Aim of the task -
Repeat the listing below in full and exactly. Pictures are to be omitted.
*** Opening of Data listing ***
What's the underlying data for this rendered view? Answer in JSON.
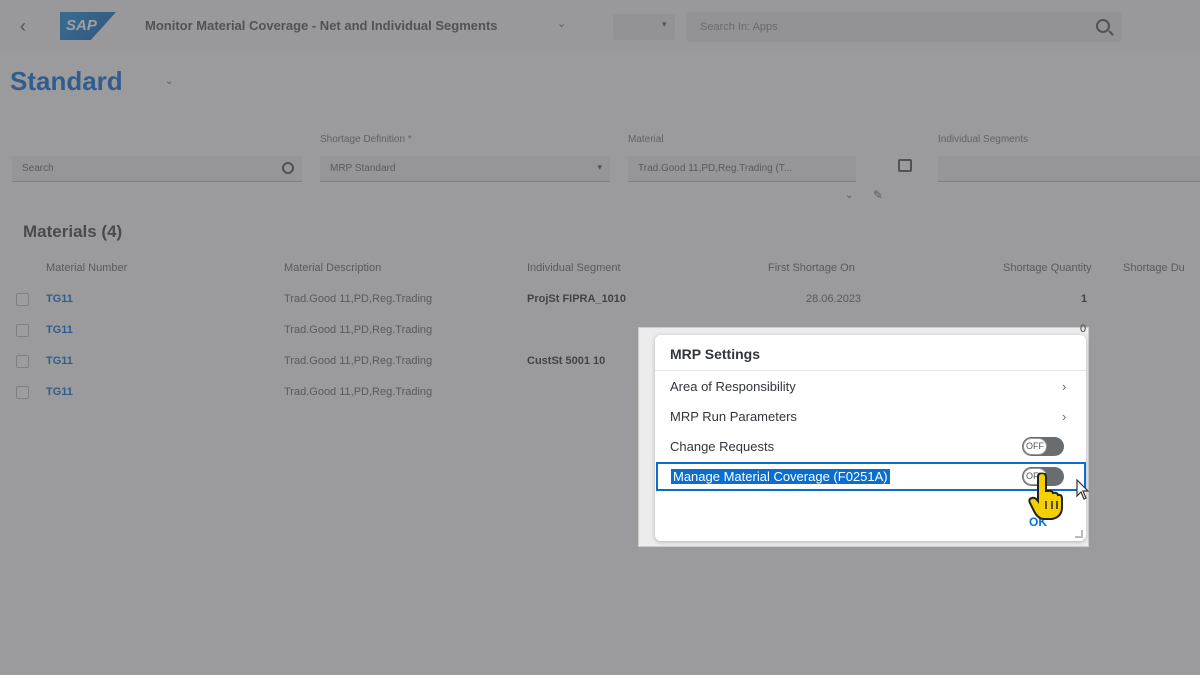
{
  "shell": {
    "logo_text": "SAP",
    "app_title": "Monitor Material Coverage - Net and Individual Segments",
    "search_placeholder": "Search In: Apps"
  },
  "page": {
    "variant": "Standard",
    "filters": {
      "search_placeholder": "Search",
      "shortage_label": "Shortage Definition *",
      "shortage_value": "MRP Standard",
      "material_label": "Material",
      "material_value": "Trad.Good 11,PD,Reg.Trading (T...",
      "segment_label": "Individual Segments"
    },
    "table": {
      "title": "Materials (4)",
      "columns": [
        "Material Number",
        "Material Description",
        "Individual Segment",
        "First Shortage On",
        "Shortage Quantity",
        "Shortage Du"
      ],
      "rows": [
        {
          "number": "TG11",
          "description": "Trad.Good 11,PD,Reg.Trading",
          "segment": "ProjSt FIPRA_1010",
          "shortage_on": "28.06.2023",
          "quantity": "1"
        },
        {
          "number": "TG11",
          "description": "Trad.Good 11,PD,Reg.Trading",
          "segment": "",
          "shortage_on": "",
          "quantity": ""
        },
        {
          "number": "TG11",
          "description": "Trad.Good 11,PD,Reg.Trading",
          "segment": "CustSt 5001 10",
          "shortage_on": "",
          "quantity": ""
        },
        {
          "number": "TG11",
          "description": "Trad.Good 11,PD,Reg.Trading",
          "segment": "",
          "shortage_on": "",
          "quantity": ""
        }
      ],
      "stray_value": "0"
    }
  },
  "dialog": {
    "title": "MRP Settings",
    "items": [
      {
        "label": "Area of Responsibility",
        "kind": "nav"
      },
      {
        "label": "MRP Run Parameters",
        "kind": "nav"
      },
      {
        "label": "Change Requests",
        "kind": "toggle",
        "state": "OFF"
      },
      {
        "label": "Manage Material Coverage (F0251A)",
        "kind": "toggle",
        "state": "OFF",
        "selected": true
      }
    ],
    "ok_label": "OK"
  },
  "colors": {
    "accent": "#0a6ed1",
    "toggle_off": "#6a6d70",
    "cursor_hand": "#f5d000"
  }
}
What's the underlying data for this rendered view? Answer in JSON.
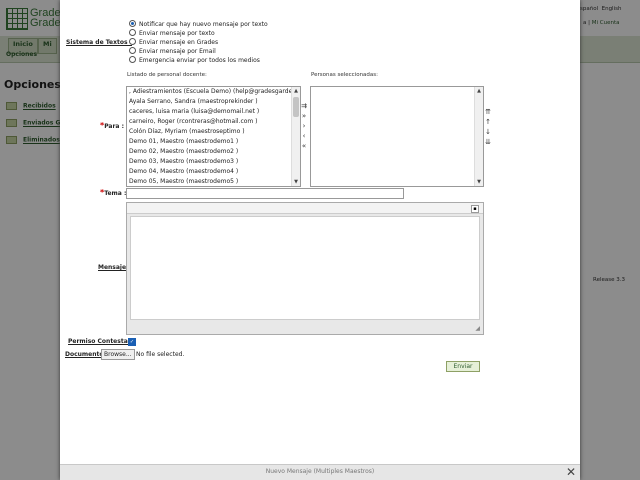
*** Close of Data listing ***
Exercise response -
What's the underlying data for this rendered view? Answer in JSON.
{
  "shell": {
    "logo_text": "SAP",
    "app_title": "Monitor Material Coverage - Net and Individual Segments",
    "search_placeholder": "Search In: Apps"
  },
  "page": {
    "variant": "Standard",
    "filters": {
      "search_placeholder": "Search",
      "shortage_label": "Shortage Definition *",
      "shortage_value": "MRP Standard",
      "material_label": "Material",
      "material_value": "Trad.Good 11,PD,Reg.Trading (T...",
      "segment_label": "Individual Segments"
    },
    "table": {
      "title": "Materials (4)",
      "columns": [
        "Material Number",
        "Material Description",
        "Individual Segment",
        "First Shortage On",
        "Shortage Quantity",
        "Shortage Du"
      ],
      "rows": [
        {
          "number": "TG11",
          "description": "Trad.Good 11,PD,Reg.Trading",
          "segment": "ProjSt FIPRA_1010",
          "shortage_on": "28.06.2023",
          "quantity": "1"
        },
        {
          "number": "TG11",
          "description": "Trad.Good 11,PD,Reg.Trading",
          "segment": "",
          "shortage_on": "",
          "quantity": ""
        },
        {
          "number": "TG11",
          "description": "Trad.Good 11,PD,Reg.Trading",
          "segment": "CustSt 5001 10",
          "shortage_on": "",
          "quantity": ""
        },
        {
          "number": "TG11",
          "description": "Trad.Good 11,PD,Reg.Trading",
          "segment": "",
          "shortage_on": "",
          "quantity": ""
        }
      ],
      "stray_value": "0"
    }
  },
  "dialog": {
    "title": "MRP Settings",
    "items": [
      {
        "label": "Area of Responsibility",
        "kind": "nav"
      },
      {
        "label": "MRP Run Parameters",
        "kind": "nav"
      },
      {
        "label": "Change Requests",
        "kind": "toggle",
        "state": "OFF"
      },
      {
        "label": "Manage Material Coverage (F0251A)",
        "kind": "toggle",
        "state": "OFF",
        "selected": true
      }
    ],
    "ok_label": "OK"
  },
  "colors": {
    "accent": "#0a6ed1",
    "toggle_off": "#6a6d70",
    "cursor_hand": "#f5d000"
  }
}
What's the underlying data for this rendered view? Answer in JSON.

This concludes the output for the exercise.